THE TASK: Return all lines from the listing below that include the word "camera".

=-=-=-=-=

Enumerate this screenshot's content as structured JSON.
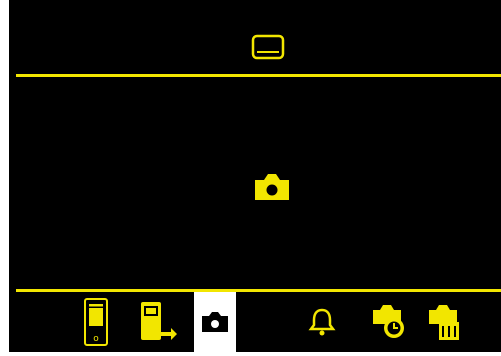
{
  "screen": {
    "background": "#000000",
    "accent": "#f2e600",
    "active_tile": "#ffffff"
  },
  "header": {
    "icon": "screen-icon"
  },
  "viewer": {
    "icon": "camera-icon"
  },
  "toolbar": {
    "items": [
      {
        "icon": "device-capture-icon",
        "active": false
      },
      {
        "icon": "device-export-icon",
        "active": false
      },
      {
        "icon": "camera-icon",
        "active": true
      },
      {
        "icon": "bell-icon",
        "active": false
      },
      {
        "icon": "camera-timer-icon",
        "active": false
      },
      {
        "icon": "camera-delete-icon",
        "active": false
      }
    ]
  }
}
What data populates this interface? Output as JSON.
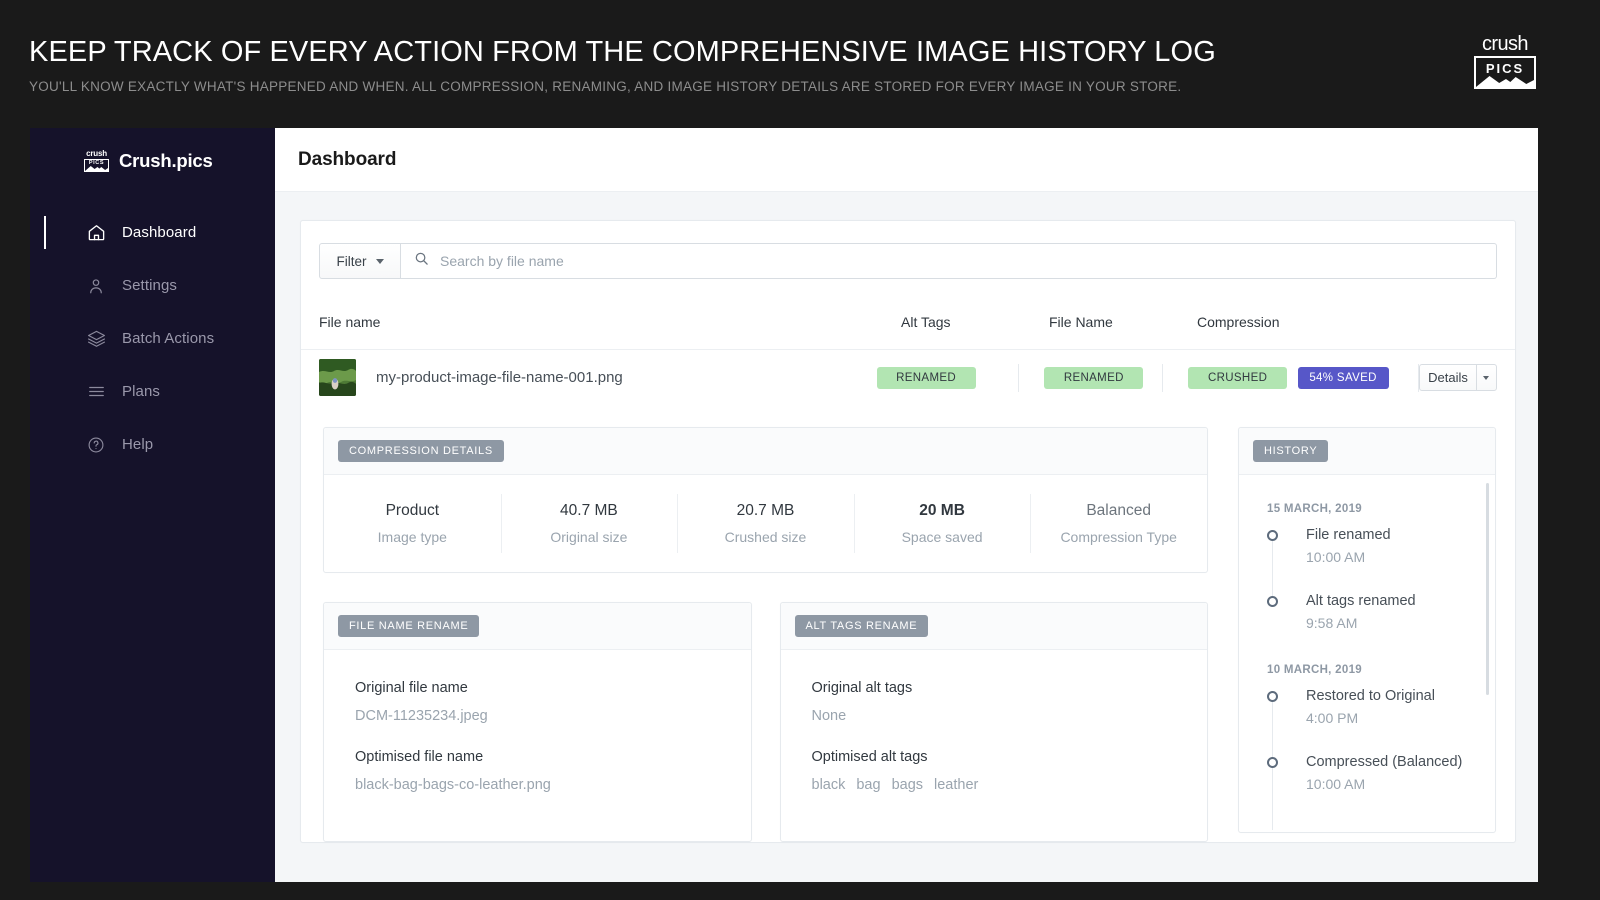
{
  "promo": {
    "title": "KEEP TRACK OF EVERY ACTION FROM THE COMPREHENSIVE IMAGE HISTORY LOG",
    "subtitle": "YOU'LL KNOW EXACTLY WHAT'S HAPPENED AND WHEN. ALL COMPRESSION, RENAMING, AND IMAGE HISTORY DETAILS ARE STORED FOR EVERY IMAGE IN YOUR STORE.",
    "logo": {
      "word_top": "crush",
      "word_bottom": "PICS"
    }
  },
  "sidebar": {
    "brand": "Crush.pics",
    "logo": {
      "word_top": "crush",
      "word_bottom": "PICS"
    },
    "items": [
      {
        "label": "Dashboard",
        "icon": "home-icon",
        "active": true
      },
      {
        "label": "Settings",
        "icon": "user-icon",
        "active": false
      },
      {
        "label": "Batch Actions",
        "icon": "layers-icon",
        "active": false
      },
      {
        "label": "Plans",
        "icon": "menu-lines-icon",
        "active": false
      },
      {
        "label": "Help",
        "icon": "question-circle-icon",
        "active": false
      }
    ]
  },
  "header": {
    "title": "Dashboard"
  },
  "toolbar": {
    "filter_label": "Filter",
    "search_placeholder": "Search by file name",
    "search_value": ""
  },
  "table": {
    "columns": [
      "File name",
      "Alt Tags",
      "File Name",
      "Compression"
    ],
    "rows": [
      {
        "file_name": "my-product-image-file-name-001.png",
        "alt_tags_badge": "RENAMED",
        "file_name_badge": "RENAMED",
        "compression_badge": "CRUSHED",
        "saved_badge": "54% SAVED",
        "details_label": "Details"
      }
    ]
  },
  "compression_details": {
    "section_title": "COMPRESSION DETAILS",
    "stats": [
      {
        "value": "Product",
        "label": "Image type"
      },
      {
        "value": "40.7 MB",
        "label": "Original size"
      },
      {
        "value": "20.7 MB",
        "label": "Crushed size"
      },
      {
        "value": "20 MB",
        "label": "Space saved"
      },
      {
        "value": "Balanced",
        "label": "Compression Type"
      }
    ]
  },
  "file_name_rename": {
    "section_title": "FILE NAME RENAME",
    "original_label": "Original file name",
    "original_value": "DCM-11235234.jpeg",
    "optimised_label": "Optimised file name",
    "optimised_value": "black-bag-bags-co-leather.png"
  },
  "alt_tags_rename": {
    "section_title": "ALT TAGS RENAME",
    "original_label": "Original alt tags",
    "original_value": "None",
    "optimised_label": "Optimised alt tags",
    "optimised_tags": [
      "black",
      "bag",
      "bags",
      "leather"
    ]
  },
  "history": {
    "section_title": "HISTORY",
    "groups": [
      {
        "date": "15 MARCH, 2019",
        "entries": [
          {
            "title": "File renamed",
            "time": "10:00 AM"
          },
          {
            "title": "Alt tags renamed",
            "time": "9:58 AM"
          }
        ]
      },
      {
        "date": "10 MARCH, 2019",
        "entries": [
          {
            "title": "Restored to Original",
            "time": "4:00 PM"
          },
          {
            "title": "Compressed (Balanced)",
            "time": "10:00 AM"
          }
        ]
      }
    ]
  },
  "colors": {
    "promo_bg": "#1a1a1a",
    "sidebar_bg": "#15122a",
    "app_bg": "#f4f6f8",
    "badge_green": "#b2e5b2",
    "badge_purple": "#5757c8",
    "pill_grey": "#8e98a4"
  }
}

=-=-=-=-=

EXERCISE RESPONSE:
    "icon": "camera-icon"
        "icon": "camera-icon",
        "icon": "camera-timer-icon",
        "icon": "camera-delete-icon",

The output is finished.